Client portfolios consist solely of stocks, a minimum of 15 to a maximum of 40. Barban’s team (consisting of a client service manager, office manager and administrative assistant) helps manage this process. And, he has two additional rules: no commodities, no penny stocks. Why? Penny stocks have low absolute growth, are volatile and won’t satisfy his wealthy clients. And commodities will never pass his third criteria.
“Say you need gas and there’s a Shell and Esso, they’re right next to each other and you have points cards at both,” he says. “One is $1.29/litre and one is $1.39/litre. There is nothing that’ll make you spend more.”
Barban’s practice experienced incredible growth last year. He was up $34 million, which is a 53% increase in book size. This was the result of portfolio growth due to higher returns and new clients through referrals.
He admits colleagues and clients are skeptical when they first hear about the returns (see “Steve’s picks,” this page).
And there have been times he sold a stock too soon. For instance, he bought Lululemon in 2007 for $7.60, and sold in 2010 for $21. When it went down to $9, he thought, “look how smart I am,” he says. But now it’s up to $52*.
The lesson? “I’m not in the share price business, and that’s where a lot of advisors make mistakes. Old school thinking is to sell [if a stock goes up] and buy something else. But if a company continues to match my criteria, I’ll hold.”

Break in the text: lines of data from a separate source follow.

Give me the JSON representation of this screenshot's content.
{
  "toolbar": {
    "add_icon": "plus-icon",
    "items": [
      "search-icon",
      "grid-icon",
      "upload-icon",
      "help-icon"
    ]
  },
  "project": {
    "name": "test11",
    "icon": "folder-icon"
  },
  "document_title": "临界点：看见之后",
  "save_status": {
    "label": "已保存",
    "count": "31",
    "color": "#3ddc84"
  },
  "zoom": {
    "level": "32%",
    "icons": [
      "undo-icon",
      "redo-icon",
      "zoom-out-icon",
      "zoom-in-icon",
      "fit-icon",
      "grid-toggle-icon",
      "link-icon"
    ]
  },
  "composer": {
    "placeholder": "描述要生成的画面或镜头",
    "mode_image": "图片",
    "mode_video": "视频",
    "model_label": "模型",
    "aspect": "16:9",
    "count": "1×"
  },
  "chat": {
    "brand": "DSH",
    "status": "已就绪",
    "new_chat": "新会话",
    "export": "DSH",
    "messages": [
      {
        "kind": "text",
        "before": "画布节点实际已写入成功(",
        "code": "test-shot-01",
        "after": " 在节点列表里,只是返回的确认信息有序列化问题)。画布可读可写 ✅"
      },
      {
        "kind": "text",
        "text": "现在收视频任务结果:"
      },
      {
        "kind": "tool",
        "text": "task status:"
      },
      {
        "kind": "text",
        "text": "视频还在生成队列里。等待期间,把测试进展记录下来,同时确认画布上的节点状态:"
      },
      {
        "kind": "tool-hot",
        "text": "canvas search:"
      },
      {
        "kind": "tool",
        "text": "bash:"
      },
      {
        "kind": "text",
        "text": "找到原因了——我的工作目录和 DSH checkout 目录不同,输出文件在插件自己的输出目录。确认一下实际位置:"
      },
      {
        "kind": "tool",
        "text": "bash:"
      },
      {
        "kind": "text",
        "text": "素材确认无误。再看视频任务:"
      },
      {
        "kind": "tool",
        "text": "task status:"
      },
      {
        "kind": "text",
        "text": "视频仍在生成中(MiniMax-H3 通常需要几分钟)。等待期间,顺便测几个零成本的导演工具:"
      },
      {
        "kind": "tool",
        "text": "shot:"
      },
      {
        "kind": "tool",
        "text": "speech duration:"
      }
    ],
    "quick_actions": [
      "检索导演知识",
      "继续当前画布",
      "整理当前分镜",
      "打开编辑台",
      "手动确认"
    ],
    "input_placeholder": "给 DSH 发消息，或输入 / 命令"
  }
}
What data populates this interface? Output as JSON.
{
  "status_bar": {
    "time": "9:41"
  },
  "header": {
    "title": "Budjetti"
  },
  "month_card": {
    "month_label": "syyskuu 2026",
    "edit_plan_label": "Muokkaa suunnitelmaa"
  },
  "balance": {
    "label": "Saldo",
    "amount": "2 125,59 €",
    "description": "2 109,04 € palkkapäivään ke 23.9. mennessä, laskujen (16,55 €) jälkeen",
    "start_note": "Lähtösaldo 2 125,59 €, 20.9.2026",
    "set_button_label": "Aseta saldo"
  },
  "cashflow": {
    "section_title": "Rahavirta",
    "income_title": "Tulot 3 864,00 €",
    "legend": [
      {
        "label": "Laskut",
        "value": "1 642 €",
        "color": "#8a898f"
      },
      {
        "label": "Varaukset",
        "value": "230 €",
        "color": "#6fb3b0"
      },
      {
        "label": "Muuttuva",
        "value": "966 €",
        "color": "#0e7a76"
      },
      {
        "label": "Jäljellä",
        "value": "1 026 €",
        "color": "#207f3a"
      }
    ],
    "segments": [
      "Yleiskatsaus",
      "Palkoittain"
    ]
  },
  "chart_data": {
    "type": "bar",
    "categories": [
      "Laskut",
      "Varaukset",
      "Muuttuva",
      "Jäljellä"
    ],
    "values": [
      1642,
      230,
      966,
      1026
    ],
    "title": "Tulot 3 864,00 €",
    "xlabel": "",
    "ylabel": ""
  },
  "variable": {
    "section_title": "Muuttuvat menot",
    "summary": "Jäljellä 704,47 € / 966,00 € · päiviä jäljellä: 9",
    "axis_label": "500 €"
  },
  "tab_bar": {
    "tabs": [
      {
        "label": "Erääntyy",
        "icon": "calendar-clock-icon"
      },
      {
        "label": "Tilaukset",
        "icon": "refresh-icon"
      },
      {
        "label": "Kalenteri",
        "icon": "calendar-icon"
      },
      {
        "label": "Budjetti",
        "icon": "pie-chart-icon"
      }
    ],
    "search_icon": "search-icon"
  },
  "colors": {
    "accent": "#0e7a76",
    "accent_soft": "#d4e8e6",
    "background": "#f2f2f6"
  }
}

So when he bought MasterCard for $4.70 in 2006, it first went up to $32, then down to $12 at the height of the crisis, but he didn’t touch it. “It’s a dominant player in a growth industry because people are using plastic more than cash. Also, if a retailer opens a store, [they’ll] pay more to offer MasterCard.”
Today, the stock stands at $80*, with a 1.40% dividend.
*Stock prices current as of April 2014; All share prices have been adjusted for share splits; Dividends earned are over and above the share price movements.
Suzanne Yar Khan is a Toronto-based financial writer.